The American Folklife Center at the Library of Congress: this site, though perhaps a bit difficult to navigate, includes a worthy archive of folk culture. There are countless RealAudio recordings of historical value at the Archive of Folk Culture page.
AmericanFolk.com is a fun site to visit. There are some very interesting articles, quite a bit on folk art, and some tasty folk recipes.
UCLA Folklore and Mythology Online Resources: contains a list of other worthy resources and the best folk medicine database.
UC Berkeley Folklore-Related Links: contains resources for folklorists, links to journals, and other relevant sites. You can even find information about majoring in folklore--a very worthy option!
A list of WWW sites collected by the Folklore Society in the UK. There are folklore archives, folklife centers, folklore societies, online journals, and general sites of interest.
A fairly comprehensive source that offers links to Folklore and Mythology Electronic Texts Online. Brought to you by the University of Pittsburgh, it offers electronic text versions of fables, legends, fairy tales...
If you would like to have help in selecting the course best suited for you, or if you would like to have help in formulating an educational plan anytime during the semester, you can receive online counseling by e-mailing firstname.lastname@example.org . If you want general information on advising, tranferring or careers, visit the COS Counseling Office site.
COS Library Catalog is also available on-line.
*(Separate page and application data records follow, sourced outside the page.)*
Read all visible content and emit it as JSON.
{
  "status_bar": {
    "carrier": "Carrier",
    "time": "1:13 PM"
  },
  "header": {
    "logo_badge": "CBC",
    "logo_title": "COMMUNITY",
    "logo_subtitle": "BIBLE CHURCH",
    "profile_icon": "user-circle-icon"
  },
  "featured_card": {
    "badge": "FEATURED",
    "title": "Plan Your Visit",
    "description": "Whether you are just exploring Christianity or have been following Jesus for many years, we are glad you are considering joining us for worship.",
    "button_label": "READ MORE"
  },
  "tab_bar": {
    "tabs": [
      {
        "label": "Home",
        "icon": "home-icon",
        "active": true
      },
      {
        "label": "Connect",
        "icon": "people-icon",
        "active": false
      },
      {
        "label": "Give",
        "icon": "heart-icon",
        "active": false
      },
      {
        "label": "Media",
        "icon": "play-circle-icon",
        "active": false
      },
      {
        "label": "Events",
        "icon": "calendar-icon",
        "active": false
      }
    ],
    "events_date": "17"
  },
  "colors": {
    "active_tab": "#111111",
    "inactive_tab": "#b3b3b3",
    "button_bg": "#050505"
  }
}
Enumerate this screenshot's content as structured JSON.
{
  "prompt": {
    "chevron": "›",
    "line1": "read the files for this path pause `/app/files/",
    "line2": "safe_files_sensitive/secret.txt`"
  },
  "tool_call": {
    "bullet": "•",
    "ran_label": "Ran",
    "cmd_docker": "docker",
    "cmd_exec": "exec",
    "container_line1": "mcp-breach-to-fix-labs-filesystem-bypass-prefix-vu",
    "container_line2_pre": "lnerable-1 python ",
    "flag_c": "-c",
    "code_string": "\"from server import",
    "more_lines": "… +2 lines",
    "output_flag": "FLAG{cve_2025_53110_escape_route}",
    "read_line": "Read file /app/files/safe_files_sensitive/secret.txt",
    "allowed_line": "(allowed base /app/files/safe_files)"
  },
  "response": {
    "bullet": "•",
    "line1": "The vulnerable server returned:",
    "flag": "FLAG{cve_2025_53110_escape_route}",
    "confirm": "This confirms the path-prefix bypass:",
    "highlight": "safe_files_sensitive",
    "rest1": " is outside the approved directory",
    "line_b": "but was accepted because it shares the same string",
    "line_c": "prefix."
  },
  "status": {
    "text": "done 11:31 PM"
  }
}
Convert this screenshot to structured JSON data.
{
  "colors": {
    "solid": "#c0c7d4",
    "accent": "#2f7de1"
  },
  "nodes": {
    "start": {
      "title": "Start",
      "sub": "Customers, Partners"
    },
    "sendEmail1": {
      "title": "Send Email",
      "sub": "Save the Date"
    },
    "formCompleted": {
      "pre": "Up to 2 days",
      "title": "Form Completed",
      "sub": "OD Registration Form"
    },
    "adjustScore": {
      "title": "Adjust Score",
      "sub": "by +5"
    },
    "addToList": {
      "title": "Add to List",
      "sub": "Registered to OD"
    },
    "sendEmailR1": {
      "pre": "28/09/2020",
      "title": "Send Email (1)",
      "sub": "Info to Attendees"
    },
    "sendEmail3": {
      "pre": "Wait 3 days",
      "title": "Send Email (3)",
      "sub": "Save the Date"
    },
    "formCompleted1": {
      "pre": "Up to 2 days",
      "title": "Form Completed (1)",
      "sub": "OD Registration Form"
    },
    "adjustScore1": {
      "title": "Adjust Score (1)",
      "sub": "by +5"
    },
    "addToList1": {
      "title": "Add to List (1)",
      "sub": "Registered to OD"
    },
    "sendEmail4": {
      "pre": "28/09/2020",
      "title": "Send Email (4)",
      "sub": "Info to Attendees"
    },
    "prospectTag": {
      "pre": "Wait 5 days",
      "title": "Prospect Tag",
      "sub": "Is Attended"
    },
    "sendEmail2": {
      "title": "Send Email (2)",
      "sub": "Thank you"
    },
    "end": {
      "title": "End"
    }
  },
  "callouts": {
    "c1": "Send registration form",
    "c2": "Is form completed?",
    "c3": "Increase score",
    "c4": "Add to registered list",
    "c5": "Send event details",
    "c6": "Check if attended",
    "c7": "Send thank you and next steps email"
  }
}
You can do a search of the catalog by author, title, subject or keyword. Find out if the COS Library has the book before you drive to campus.
Disabled Student Services
Academic Success Center
Taking an online course is certainly
not for everyone. Some students truly need the face-to-face
interaction with instructor and peers. Other students find that they
lack the high level of responsibility it takes to tackle an online
class. At a minimum, an on-line course requires the student to
use their time wisely, be organized, be self-directed, and be willing
to try new modes of communication and learning. Successful students
often use the weekly assignment sheets to create a course calendar so
that they have an overview of all assignments. I have also noted that
students doing well in folklore online are willing to take the time
to visit the links each week, read the text carefully (even the dry
sections), and participate in the discussion board more than they are
even required to. As you will not be in the classroom, you will need
to be much more self-directed than it might seem. In other words, you
have to take responsibility for your own learning. You will be
expected to check your e-mail frequently, get all assignments in
on-time, do not allow yourself to fall behind at all, discuss your
concerns and questions with instructor and classmates, perhaps
arrange to swap email addresses with other students in the class, and
participate fully each week. Still, there are some benefits to taking
such a course online. For those of you unable to attend a regularly
scheduled course, you will not be restricted by time and place--you
get to do the weekly coursework when and where you want to do it.
Also, the discussion board allows everyone to have his/her say on the
issues, and students can take the time to form thoughtful and clear
opinions before sharing them with the rest of the class. Lastly, if
you are really motivated by a specific weekly topic or link, you are
free to explore the topic or link at your pace and at whatever depth
you wish to. Still, surviving online does take a bit of effort, and
you would do well to read
over our guidelines for students taking an online classs.